Most fans remember Kareem Abdul-Jabbar as the greatest scorer in NBA history. What Laker fan hasn’t appreciated his remarkable play through the years?
Today he is 62 with a rare form of leukemia and he’s chosen to share his story.
‘The fans and the general public have been incredible in their support,” he said Sunday night during a press conference at Staples Center prior to the Lakers’ game against the Houston Rockets.
“I’ve got people’s prayers and support. They asked what they could do, it’s been a great opportunity to re-connect with people and I’m very glad that I did it.
“It’s been beautiful.”
Abdul-Jabbar then was shown on the big screen and thanked the sellout crowd. He didn’t mention leukemia but did say thanks for their concern “in my recent situation.”
He also didn’t say who he was, except to say ‘this captain.’
He sure is. During his playing days he was called “cap,” short for captain, by teammates. Magic Johnson always called him “cap,” not Kareem.
I look at him now, still trim and athletic, recently working as the coach of young Andrew Bynum, and hope he’ll continue this way for many years. The disease is treatable, doctors say.
“I intend to live my life as if nothing is wrong,” said the captain.
That came as a relief to Laker officials who know Abdul-Jabbar has recently been courted by the Memphis Grizzlies to work with their young centers. Abdul-Jabbar went to Memphis and had dinner with several players.
But, apparently, that’s as far as it went.
“All the attention, this has been quite an experience,” said Abdul-Jabbar. “In supermarkets, even when I’m just driving around.”

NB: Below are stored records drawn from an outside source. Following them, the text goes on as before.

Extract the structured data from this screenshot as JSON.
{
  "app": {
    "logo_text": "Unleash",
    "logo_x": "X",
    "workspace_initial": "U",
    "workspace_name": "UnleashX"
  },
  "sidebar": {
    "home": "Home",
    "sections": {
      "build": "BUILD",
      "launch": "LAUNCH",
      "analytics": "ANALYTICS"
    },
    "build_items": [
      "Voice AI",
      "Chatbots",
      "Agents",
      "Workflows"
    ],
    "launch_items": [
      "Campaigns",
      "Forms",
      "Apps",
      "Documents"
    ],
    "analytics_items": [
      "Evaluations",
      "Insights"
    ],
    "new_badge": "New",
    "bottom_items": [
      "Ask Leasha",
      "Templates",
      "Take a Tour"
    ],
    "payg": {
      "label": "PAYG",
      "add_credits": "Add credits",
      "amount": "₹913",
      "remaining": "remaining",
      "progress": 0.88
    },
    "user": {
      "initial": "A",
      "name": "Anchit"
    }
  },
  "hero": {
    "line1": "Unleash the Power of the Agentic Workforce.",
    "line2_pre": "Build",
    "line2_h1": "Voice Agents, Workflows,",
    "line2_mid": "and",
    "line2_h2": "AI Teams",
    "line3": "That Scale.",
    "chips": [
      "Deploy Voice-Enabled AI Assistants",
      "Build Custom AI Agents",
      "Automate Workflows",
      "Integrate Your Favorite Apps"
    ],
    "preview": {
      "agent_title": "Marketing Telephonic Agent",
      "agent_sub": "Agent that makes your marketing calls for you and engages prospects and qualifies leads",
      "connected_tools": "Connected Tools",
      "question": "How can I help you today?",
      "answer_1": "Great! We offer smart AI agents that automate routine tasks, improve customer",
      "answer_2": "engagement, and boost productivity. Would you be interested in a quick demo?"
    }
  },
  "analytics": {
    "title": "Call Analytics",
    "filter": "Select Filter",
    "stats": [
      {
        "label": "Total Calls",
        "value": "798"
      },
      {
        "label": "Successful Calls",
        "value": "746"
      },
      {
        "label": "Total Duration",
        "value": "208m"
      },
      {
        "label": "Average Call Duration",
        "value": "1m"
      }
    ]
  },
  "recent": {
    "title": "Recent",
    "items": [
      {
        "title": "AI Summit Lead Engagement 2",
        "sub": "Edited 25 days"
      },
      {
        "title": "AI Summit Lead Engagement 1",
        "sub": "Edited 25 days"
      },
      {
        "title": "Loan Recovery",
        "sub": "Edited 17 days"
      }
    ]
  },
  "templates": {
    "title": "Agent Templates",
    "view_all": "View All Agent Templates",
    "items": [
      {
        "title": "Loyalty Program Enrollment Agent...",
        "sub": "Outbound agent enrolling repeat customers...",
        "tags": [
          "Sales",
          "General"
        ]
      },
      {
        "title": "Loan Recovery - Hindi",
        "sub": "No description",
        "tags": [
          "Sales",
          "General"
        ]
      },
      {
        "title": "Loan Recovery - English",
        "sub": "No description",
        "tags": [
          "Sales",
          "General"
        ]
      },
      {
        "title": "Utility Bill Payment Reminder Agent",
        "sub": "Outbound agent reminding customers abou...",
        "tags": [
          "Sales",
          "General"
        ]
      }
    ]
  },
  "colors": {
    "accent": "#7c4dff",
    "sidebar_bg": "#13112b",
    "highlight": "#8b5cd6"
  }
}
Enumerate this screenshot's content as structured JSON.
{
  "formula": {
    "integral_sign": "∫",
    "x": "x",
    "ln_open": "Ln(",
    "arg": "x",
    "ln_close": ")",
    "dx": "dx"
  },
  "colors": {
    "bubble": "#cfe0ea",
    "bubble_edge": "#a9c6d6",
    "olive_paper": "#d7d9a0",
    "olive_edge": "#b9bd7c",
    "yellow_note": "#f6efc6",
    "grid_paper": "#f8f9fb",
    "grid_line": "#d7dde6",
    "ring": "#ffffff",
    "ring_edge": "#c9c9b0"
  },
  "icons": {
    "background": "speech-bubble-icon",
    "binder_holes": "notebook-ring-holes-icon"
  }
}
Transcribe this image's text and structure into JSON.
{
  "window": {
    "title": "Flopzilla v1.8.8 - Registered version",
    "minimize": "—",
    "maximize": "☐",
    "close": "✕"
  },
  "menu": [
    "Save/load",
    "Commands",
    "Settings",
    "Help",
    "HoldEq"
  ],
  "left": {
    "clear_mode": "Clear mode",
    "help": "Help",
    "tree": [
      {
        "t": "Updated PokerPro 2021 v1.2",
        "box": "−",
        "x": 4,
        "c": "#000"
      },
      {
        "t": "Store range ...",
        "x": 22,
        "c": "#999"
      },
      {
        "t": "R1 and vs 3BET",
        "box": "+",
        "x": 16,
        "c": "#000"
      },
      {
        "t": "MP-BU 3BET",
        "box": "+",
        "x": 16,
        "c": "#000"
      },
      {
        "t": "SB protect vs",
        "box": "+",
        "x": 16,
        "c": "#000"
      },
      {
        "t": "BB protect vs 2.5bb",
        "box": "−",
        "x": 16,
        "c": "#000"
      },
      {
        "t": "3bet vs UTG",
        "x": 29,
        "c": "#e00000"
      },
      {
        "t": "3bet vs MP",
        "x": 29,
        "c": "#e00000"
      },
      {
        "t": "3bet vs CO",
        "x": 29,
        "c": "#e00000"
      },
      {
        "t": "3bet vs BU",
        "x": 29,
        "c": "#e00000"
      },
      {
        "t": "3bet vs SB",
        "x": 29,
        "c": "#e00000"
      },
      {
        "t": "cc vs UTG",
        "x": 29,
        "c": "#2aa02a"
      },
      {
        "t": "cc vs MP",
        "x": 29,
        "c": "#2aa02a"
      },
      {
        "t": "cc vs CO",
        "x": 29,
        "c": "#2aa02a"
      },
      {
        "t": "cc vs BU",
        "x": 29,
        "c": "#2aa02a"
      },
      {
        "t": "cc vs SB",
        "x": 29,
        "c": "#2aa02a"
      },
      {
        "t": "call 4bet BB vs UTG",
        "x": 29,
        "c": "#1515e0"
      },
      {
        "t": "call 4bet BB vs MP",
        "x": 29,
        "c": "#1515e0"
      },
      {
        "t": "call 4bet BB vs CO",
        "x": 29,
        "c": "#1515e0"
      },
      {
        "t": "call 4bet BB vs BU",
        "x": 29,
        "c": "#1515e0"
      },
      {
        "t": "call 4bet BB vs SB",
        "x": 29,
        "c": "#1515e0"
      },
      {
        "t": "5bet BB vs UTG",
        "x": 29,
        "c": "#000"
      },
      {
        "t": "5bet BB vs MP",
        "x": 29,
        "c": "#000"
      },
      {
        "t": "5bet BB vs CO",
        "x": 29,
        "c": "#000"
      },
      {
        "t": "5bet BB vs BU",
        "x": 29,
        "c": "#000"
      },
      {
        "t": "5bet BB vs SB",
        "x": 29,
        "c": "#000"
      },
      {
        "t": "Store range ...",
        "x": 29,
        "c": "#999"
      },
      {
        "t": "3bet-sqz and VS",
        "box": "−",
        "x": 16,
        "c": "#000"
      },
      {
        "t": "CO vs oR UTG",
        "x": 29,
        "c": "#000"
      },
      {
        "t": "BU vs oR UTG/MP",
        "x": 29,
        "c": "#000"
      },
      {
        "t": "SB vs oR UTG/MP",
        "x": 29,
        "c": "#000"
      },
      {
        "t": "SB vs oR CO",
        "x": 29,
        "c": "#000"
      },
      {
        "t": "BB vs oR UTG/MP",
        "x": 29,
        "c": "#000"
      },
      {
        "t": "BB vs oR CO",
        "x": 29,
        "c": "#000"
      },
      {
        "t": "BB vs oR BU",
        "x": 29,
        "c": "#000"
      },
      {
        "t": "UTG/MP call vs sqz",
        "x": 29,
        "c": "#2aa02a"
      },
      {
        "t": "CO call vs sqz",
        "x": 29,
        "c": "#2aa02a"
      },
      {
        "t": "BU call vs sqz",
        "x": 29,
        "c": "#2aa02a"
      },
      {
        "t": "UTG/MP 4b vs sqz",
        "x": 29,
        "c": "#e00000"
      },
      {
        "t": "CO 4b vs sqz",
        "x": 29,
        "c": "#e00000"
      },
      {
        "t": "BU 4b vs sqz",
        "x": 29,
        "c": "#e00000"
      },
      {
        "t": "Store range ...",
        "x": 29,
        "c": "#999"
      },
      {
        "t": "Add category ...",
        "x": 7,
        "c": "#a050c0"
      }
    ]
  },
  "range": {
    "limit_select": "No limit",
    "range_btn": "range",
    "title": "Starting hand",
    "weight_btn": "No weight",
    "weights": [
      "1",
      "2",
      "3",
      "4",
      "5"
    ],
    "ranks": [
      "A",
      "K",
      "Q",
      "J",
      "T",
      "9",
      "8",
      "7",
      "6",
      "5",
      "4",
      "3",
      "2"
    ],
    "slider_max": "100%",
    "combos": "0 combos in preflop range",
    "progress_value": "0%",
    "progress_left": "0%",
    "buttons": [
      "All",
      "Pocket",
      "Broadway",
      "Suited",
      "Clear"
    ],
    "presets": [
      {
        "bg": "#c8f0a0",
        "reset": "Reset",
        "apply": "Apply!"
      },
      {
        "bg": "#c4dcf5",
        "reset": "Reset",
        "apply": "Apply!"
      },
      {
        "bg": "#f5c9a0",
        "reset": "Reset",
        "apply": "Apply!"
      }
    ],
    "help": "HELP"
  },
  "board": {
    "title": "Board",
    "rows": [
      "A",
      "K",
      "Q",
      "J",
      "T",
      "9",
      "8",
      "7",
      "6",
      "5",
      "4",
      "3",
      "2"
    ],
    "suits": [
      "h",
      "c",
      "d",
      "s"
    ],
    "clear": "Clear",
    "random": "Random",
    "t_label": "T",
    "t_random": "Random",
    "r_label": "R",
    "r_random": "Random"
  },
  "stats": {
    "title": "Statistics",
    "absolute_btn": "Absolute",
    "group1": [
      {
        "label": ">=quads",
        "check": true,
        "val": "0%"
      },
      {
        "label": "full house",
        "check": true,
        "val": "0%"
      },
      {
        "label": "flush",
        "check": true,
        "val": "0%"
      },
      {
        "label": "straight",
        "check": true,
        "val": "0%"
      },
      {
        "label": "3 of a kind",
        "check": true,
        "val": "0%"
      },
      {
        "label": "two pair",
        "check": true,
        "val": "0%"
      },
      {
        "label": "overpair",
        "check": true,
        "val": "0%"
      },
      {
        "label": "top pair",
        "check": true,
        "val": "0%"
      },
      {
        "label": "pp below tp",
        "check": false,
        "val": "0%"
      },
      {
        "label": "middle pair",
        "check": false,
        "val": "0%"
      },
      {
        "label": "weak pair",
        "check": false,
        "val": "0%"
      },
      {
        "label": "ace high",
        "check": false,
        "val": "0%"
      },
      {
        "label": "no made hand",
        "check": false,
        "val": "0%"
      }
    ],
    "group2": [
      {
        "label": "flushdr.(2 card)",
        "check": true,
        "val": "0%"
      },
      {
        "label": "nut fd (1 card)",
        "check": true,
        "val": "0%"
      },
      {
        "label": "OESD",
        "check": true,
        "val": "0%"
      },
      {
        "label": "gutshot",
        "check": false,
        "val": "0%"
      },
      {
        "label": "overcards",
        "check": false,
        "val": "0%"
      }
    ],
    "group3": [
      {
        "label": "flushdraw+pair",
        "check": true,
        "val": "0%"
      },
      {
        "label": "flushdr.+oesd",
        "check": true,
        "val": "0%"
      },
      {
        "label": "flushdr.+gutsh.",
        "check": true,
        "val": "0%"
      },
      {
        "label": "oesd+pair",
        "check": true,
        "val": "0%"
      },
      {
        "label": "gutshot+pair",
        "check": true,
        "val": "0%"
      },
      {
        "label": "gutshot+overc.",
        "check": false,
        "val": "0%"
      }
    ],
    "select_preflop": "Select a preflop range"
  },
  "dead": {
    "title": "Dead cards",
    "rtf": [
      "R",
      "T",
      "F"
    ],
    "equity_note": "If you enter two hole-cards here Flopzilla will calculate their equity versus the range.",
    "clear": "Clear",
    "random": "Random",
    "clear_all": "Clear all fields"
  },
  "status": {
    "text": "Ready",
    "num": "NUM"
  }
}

Fans love their sports heroes. And, believe me, the sports heroes aren’t above feeling the love.